A recent court ruling in the state of Washington has given policymakers there an opportunity to revisit a property tax cap that has imposed considerable strains on schools and other local services. A new report from the Washington State Budget and Policy Center examines some of the flaws in the state's current property tax system and explores some of the options that other states use "like a property tax circuit breaker" to improve the fairness of that particular tax.
Florida and Maine are weighing changes to their property taxes as well... changes that would make their tax systems less fair. Last week, the Republican leadership of the Florida House of Representatives proposed abolishing the statewide property tax for Florida residents, limiting local property taxes, and raising the state sales tax rate 2.5 percentage points to 8.5 percent. These changes would not only exacerbate the inequity of Florida's tax system, but would also take a $5.8 billion bite out of state and local revenues, since the higher sales tax rate would only make up a little more than half of the revenue lost due to property tax cuts. "Reckless" and "irresponsible" are among some of the nicer things that the St. Petersburg Times has to say about the proposal.

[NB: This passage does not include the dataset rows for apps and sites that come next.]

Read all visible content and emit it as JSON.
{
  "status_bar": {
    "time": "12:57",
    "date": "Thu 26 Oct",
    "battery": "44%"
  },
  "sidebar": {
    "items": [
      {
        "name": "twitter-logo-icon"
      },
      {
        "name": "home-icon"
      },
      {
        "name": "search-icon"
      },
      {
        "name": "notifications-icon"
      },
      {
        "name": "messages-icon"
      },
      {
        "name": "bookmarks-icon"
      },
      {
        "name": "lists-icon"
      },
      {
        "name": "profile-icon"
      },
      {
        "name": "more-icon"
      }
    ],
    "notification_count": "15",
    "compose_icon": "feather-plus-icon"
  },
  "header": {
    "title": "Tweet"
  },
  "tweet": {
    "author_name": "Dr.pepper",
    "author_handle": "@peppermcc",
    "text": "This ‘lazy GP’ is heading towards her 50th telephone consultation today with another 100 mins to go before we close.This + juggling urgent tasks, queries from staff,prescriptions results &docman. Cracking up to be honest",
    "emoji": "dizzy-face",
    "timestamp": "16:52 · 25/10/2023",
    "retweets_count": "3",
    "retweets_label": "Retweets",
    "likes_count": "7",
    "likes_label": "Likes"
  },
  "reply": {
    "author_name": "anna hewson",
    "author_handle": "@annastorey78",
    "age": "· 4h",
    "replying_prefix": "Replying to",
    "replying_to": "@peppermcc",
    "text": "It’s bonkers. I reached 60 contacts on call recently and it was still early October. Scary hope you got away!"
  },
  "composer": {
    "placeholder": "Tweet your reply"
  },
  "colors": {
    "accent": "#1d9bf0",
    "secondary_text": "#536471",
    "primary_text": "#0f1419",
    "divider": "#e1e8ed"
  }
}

Ironically, Maine's Governor, John Baldacci, in his FY 2008-2009 budget, advocated the same sort of limits on property tax assessments for year-round residents that have contributed to Florida's fiscal problems. This ITEP Policy Brief details the shortcomings of these kinds of assessment caps.